“I think that just gives her the extra boost to hit the perfect club and the perfect shot.”
Her competitors' drives regularly flew 30 yards past Li's, and at times, she had to hit fairway woods to greens when the others hit middle irons.
But it didn't faze her. Li's emotions rarely wavered. Poor shots didn't bother her, and she was as happy as a 10-year-old should be after good ones.
She flashed an excited grin toward her caddie after she rolled in a birdie putt on No. 4. And she hurried to the scorer's tent, bouncing as she ran, to sign her scorecard after chipping in from a deep bunker on the final hole.

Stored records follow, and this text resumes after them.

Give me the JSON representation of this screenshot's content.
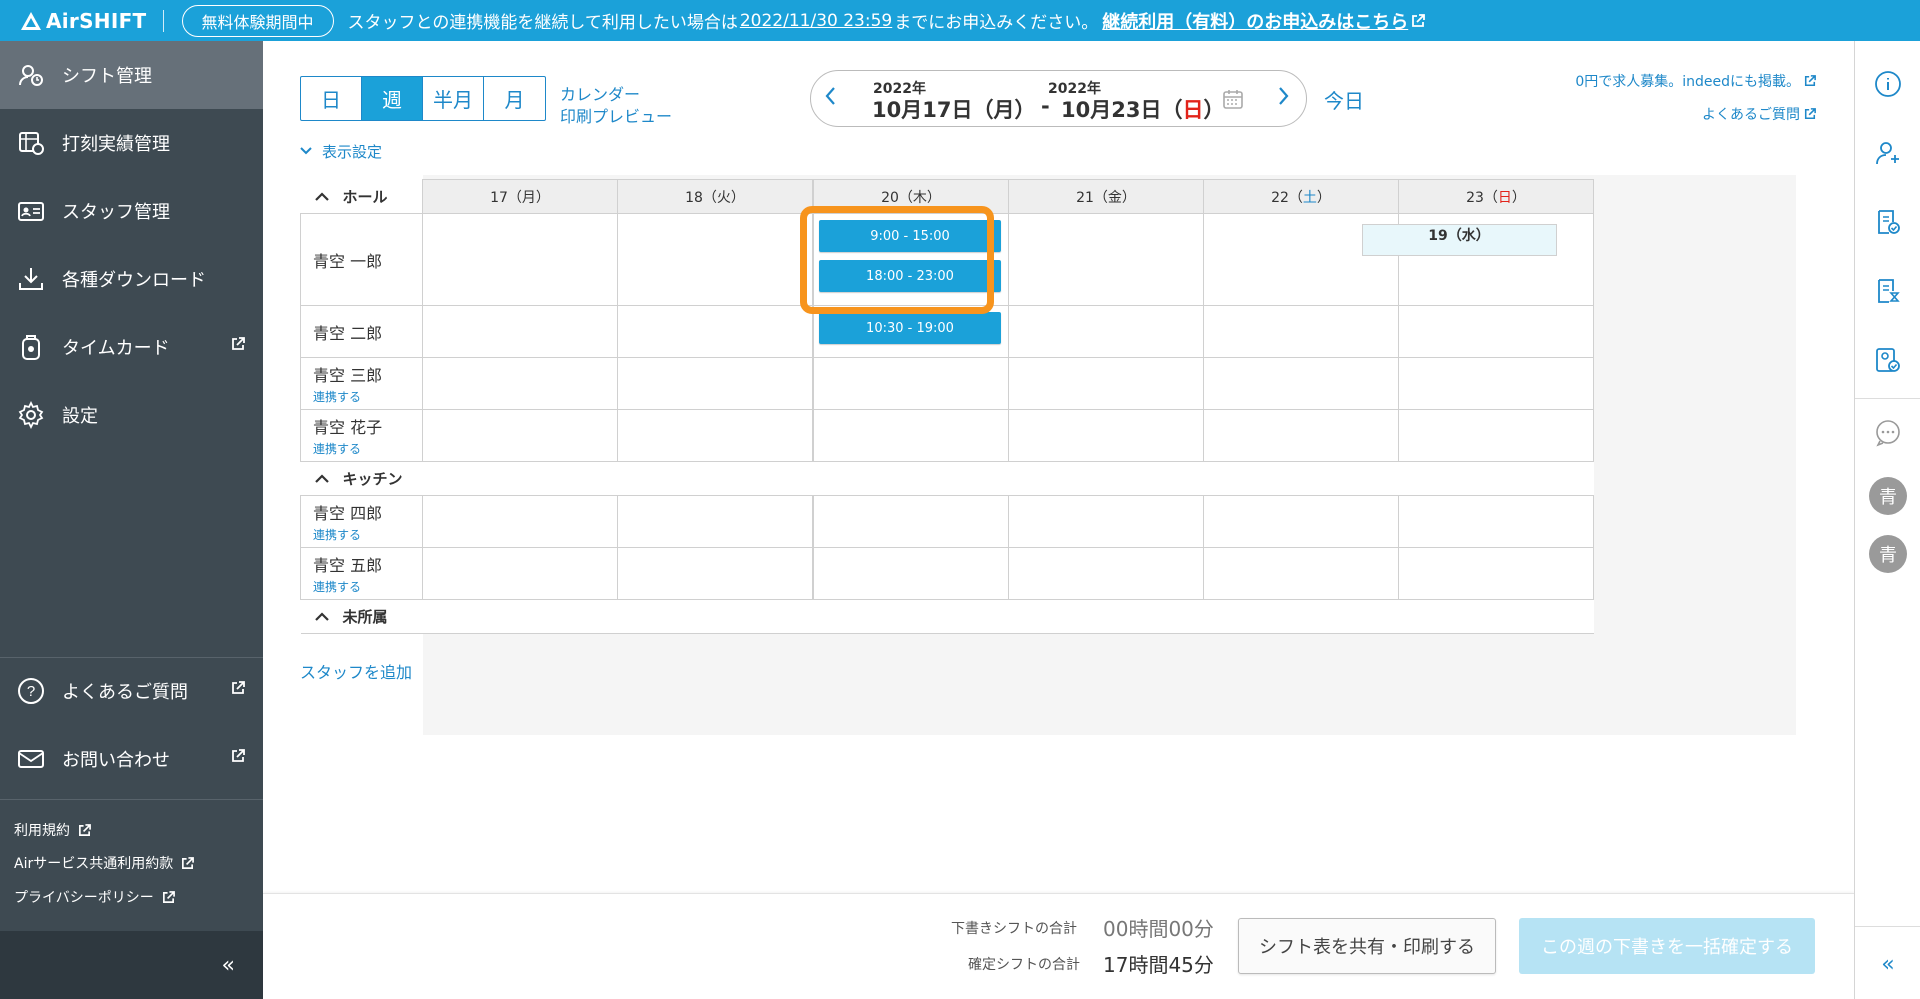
{
  "banner": {
    "logo": "AirSHIFT",
    "trial_badge": "無料体験期間中",
    "message_pre": "スタッフとの連携機能を継続して利用したい場合は",
    "deadline": "2022/11/30 23:59",
    "message_post": "までにお申込みください。",
    "cta": "継続利用（有料）のお申込みはこちら"
  },
  "sidebar": {
    "items": [
      {
        "label": "シフト管理",
        "icon": "shift-icon"
      },
      {
        "label": "打刻実績管理",
        "icon": "timecard-record-icon"
      },
      {
        "label": "スタッフ管理",
        "icon": "staff-card-icon"
      },
      {
        "label": "各種ダウンロード",
        "icon": "download-icon"
      },
      {
        "label": "タイムカード",
        "icon": "timecard-icon"
      },
      {
        "label": "設定",
        "icon": "gear-icon"
      }
    ],
    "help": "よくあるご質問",
    "contact": "お問い合わせ",
    "links": [
      "利用規約",
      "Airサービス共通利用約款",
      "プライバシーポリシー"
    ],
    "collapse": "«"
  },
  "toolbar": {
    "views": [
      "日",
      "週",
      "半月",
      "月"
    ],
    "active_view": "週",
    "calendar_link": "カレンダー",
    "print_link": "印刷プレビュー",
    "range_start_year": "2022年",
    "range_start": "10月17日（月）",
    "range_sep": "-",
    "range_end_year": "2022年",
    "range_end_prefix": "10月23日（",
    "range_end_day": "日",
    "range_end_suffix": "）",
    "today": "今日",
    "recruit_link": "0円で求人募集。indeedにも掲載。",
    "faq_link": "よくあるご質問",
    "display_settings": "表示設定"
  },
  "schedule": {
    "days": [
      {
        "num": "17",
        "dow": "月",
        "cls": ""
      },
      {
        "num": "18",
        "dow": "火",
        "cls": ""
      },
      {
        "num": "19",
        "dow": "水",
        "cls": ""
      },
      {
        "num": "20",
        "dow": "木",
        "cls": ""
      },
      {
        "num": "21",
        "dow": "金",
        "cls": ""
      },
      {
        "num": "22",
        "dow": "土",
        "cls": "sat"
      },
      {
        "num": "23",
        "dow": "日",
        "cls": "sunc"
      }
    ],
    "groups": [
      "ホール",
      "キッチン",
      "未所属"
    ],
    "link_label": "連携する",
    "staff": [
      "青空 一郎",
      "青空 二郎",
      "青空 三郎",
      "青空 花子",
      "青空 四郎",
      "青空 五郎"
    ],
    "shifts": [
      "9:00 - 15:00",
      "18:00 - 23:00",
      "10:30 - 19:00"
    ],
    "add_staff": "スタッフを追加"
  },
  "footer": {
    "draft_label": "下書きシフトの合計",
    "draft_value": "00時間00分",
    "confirmed_label": "確定シフトの合計",
    "confirmed_value": "17時間45分",
    "share_button": "シフト表を共有・印刷する",
    "confirm_button": "この週の下書きを一括確定する"
  },
  "rail": {
    "avatar1": "青",
    "avatar2": "青",
    "collapse": "«"
  },
  "colors": {
    "accent": "#1ba1d9",
    "highlight": "#f7941d",
    "sidebar": "#3e4a52"
  }
}
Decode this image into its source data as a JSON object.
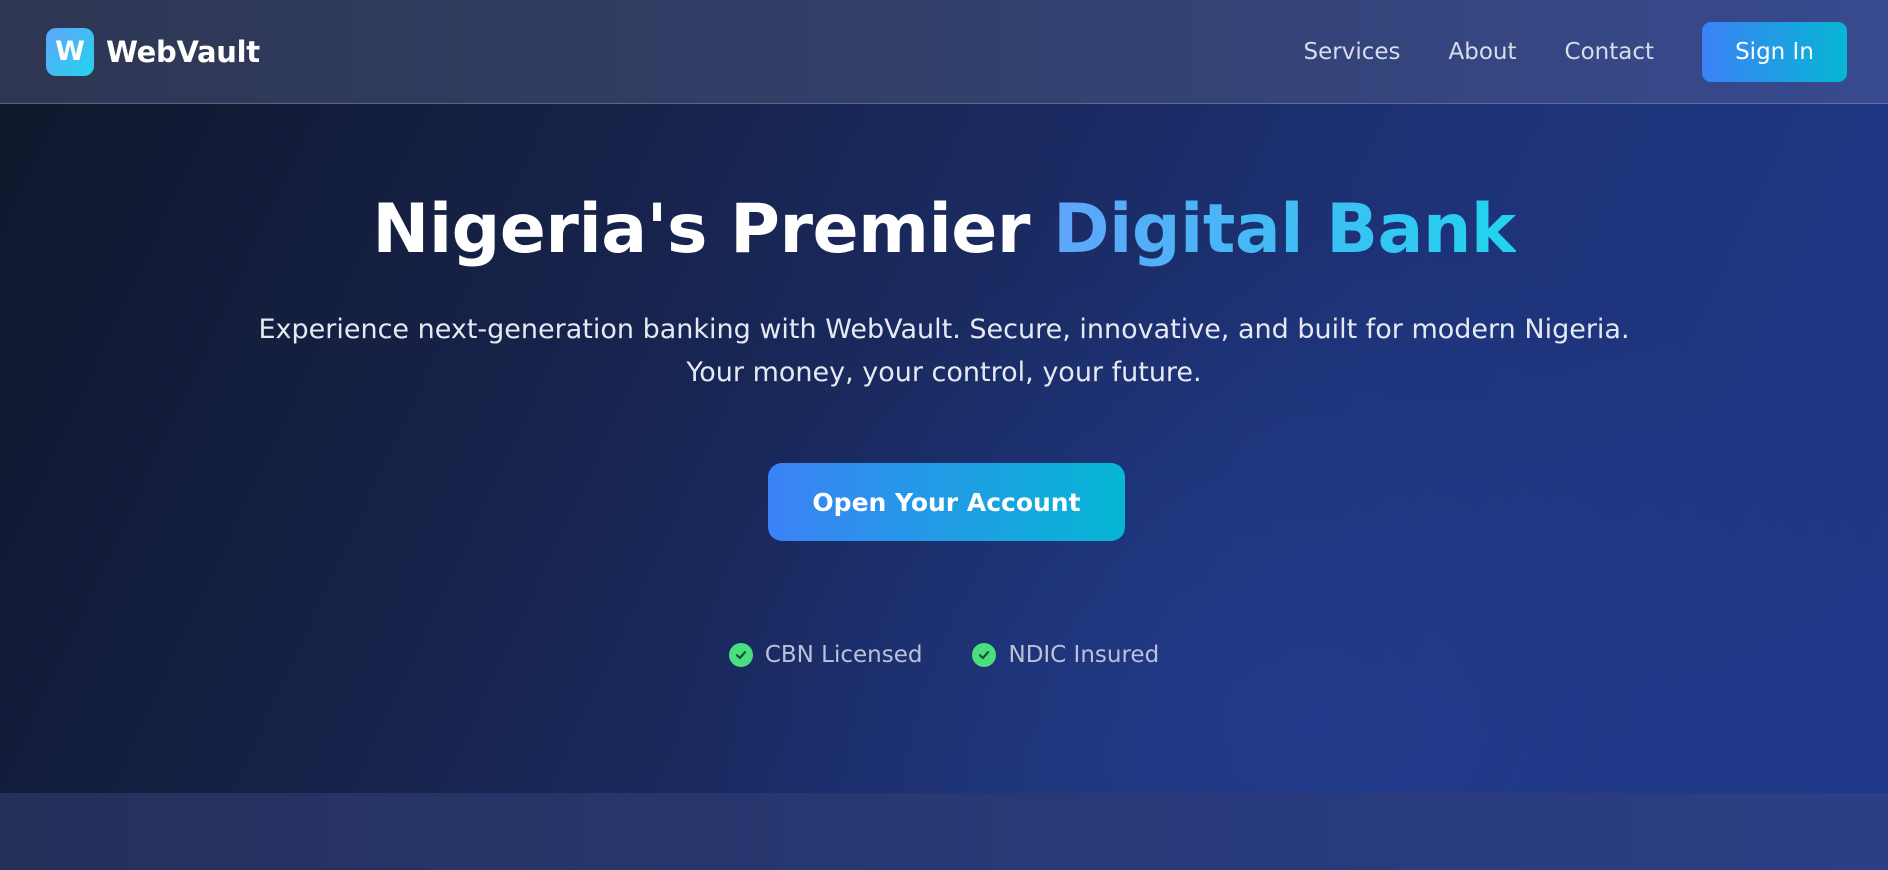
{
  "brand": {
    "logo_letter": "W",
    "name": "WebVault"
  },
  "nav": {
    "items": [
      {
        "label": "Services"
      },
      {
        "label": "About"
      },
      {
        "label": "Contact"
      }
    ],
    "signin_label": "Sign In"
  },
  "hero": {
    "title_main": "Nigeria's Premier ",
    "title_accent": "Digital Bank",
    "subtitle_line1": "Experience next-generation banking with WebVault. Secure, innovative, and built for modern Nigeria.",
    "subtitle_line2": "Your money, your control, your future.",
    "cta_label": "Open Your Account",
    "badges": [
      {
        "label": "CBN Licensed",
        "icon": "check-circle-icon"
      },
      {
        "label": "NDIC Insured",
        "icon": "check-circle-icon"
      }
    ]
  },
  "colors": {
    "accent_start": "#3b82f6",
    "accent_end": "#06b6d4",
    "check_green": "#4ade80"
  }
}
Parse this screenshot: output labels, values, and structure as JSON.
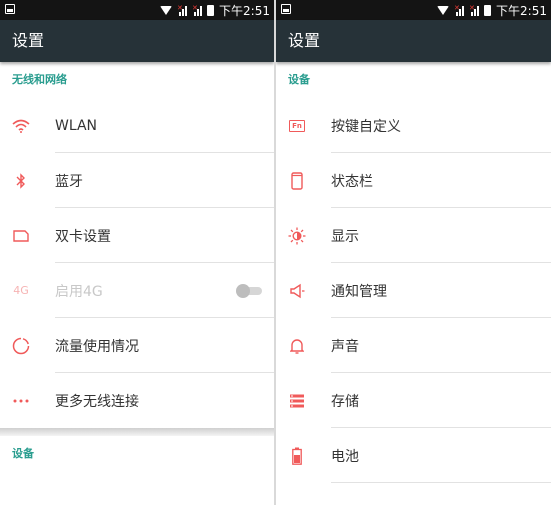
{
  "status": {
    "time": "下午2:51"
  },
  "colors": {
    "accent": "#F05A5A",
    "section": "#2A9D8F",
    "appbar": "#263238"
  },
  "left": {
    "title": "设置",
    "section_wireless": "无线和网络",
    "items": [
      {
        "label": "WLAN",
        "icon": "wifi-icon"
      },
      {
        "label": "蓝牙",
        "icon": "bluetooth-icon"
      },
      {
        "label": "双卡设置",
        "icon": "sim-card-icon"
      },
      {
        "label": "启用4G",
        "icon": "4g-icon",
        "icon_text": "4G",
        "disabled": true,
        "toggle": false
      },
      {
        "label": "流量使用情况",
        "icon": "data-usage-icon"
      },
      {
        "label": "更多无线连接",
        "icon": "more-icon"
      }
    ],
    "section_device": "设备"
  },
  "right": {
    "title": "设置",
    "section_device": "设备",
    "items": [
      {
        "label": "按键自定义",
        "icon": "fn-key-icon",
        "icon_text": "Fn"
      },
      {
        "label": "状态栏",
        "icon": "status-bar-icon"
      },
      {
        "label": "显示",
        "icon": "brightness-icon"
      },
      {
        "label": "通知管理",
        "icon": "notification-speaker-icon"
      },
      {
        "label": "声音",
        "icon": "bell-icon"
      },
      {
        "label": "存储",
        "icon": "storage-icon"
      },
      {
        "label": "电池",
        "icon": "battery-icon"
      }
    ]
  }
}
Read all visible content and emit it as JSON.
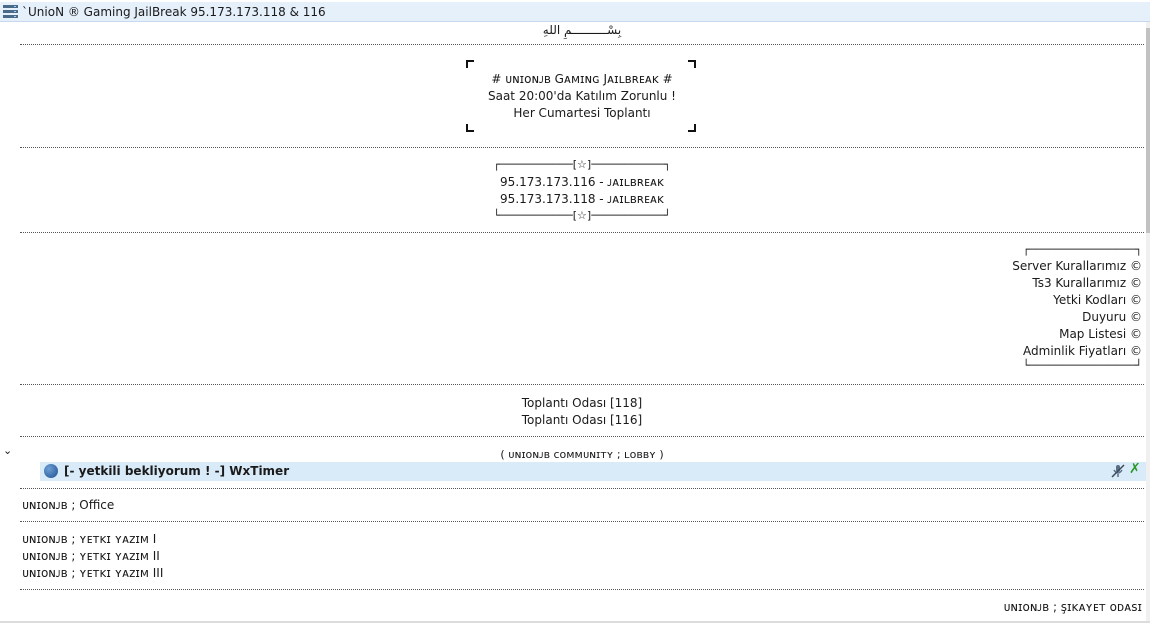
{
  "server": {
    "title": "`UnioN ® Gaming JailBreak 95.173.173.118 & 116"
  },
  "channels": {
    "bismillah": "بِسْــــــــــمِ اللهِ",
    "announce_box": [
      "# ᴜɴɪᴏɴᴊʙ Gᴀᴍɪɴɢ Jᴀɪʟʙʀᴇᴀᴋ #",
      "Saat 20:00'da Katılım Zorunlu !",
      "Her Cumartesi Toplantı"
    ],
    "star_top": "┌───────────[☆]───────────┐",
    "star_bottom": "└───────────[☆]───────────┘",
    "ips": [
      "95.173.173.116 - ᴊᴀɪʟʙʀᴇᴀᴋ",
      "95.173.173.118 - ᴊᴀɪʟʙʀᴇᴀᴋ"
    ],
    "rules_top": "┌────────────────┐",
    "rules_bottom": "└────────────────┘",
    "rules": [
      "Server Kurallarımız ©",
      "Ts3 Kurallarımız ©",
      "Yetki Kodları ©",
      "Duyuru ©",
      "Map Listesi ©",
      "Adminlik Fiyatları ©"
    ],
    "meeting": [
      "Toplantı Odası [118]",
      "Toplantı Odası [116]"
    ],
    "lobby": "( ᴜɴɪᴏɴᴊʙ ᴄᴏᴍᴍᴜɴɪᴛʏ ; ʟᴏʙʙʏ )",
    "lobby_user": "[- yetkili bekliyorum ! -] WxTimer",
    "office": "ᴜɴɪᴏɴᴊʙ ; Office",
    "yetki": [
      "ᴜɴɪᴏɴᴊʙ ; ʏᴇᴛᴋɪ ʏᴀᴢɪᴍ I",
      "ᴜɴɪᴏɴᴊʙ ; ʏᴇᴛᴋɪ ʏᴀᴢɪᴍ II",
      "ᴜɴɪᴏɴᴊʙ ; ʏᴇᴛᴋɪ ʏᴀᴢɪᴍ III"
    ],
    "sikayet": "ᴜɴɪᴏɴᴊʙ ; şɪᴋᴀʏᴇᴛ ᴏᴅᴀsɪ"
  },
  "icons": {
    "server": "server-icon",
    "expand": "chevron-down-icon",
    "client_status": "client-status-icon",
    "mute": "microphone-muted-icon",
    "away": "close-x-icon"
  },
  "colors": {
    "title_bg": "#e6f0fb",
    "row_highlight": "#d9ebf9",
    "x_green": "#2a9a2a"
  }
}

“From the moment I hit it, I knew it was gonna go in, because it was so straight. I was excited,” she said, admitting that she could only see the top of the flag from her spot deep in the sand trap. “I didn't see it go in, but I heard it.”
Li is five months older than the youngest player to ever qualify for the event, Allisen Corpuz, who was 10 years, three months and nine days old in 2008.
And a more familiar name, current LPGA Tour player Michelle Wie, was 10 years, eight months and 23 days old when she became the youngest player to make the cut in 2000 — but that title now belongs to Li.
“She doesn't have any fear,” Franklin said. “She just picks a target and commits to it, which is a fabulous thing. Hopefully it's a quality she's able to maintain throughout her entire golf career.”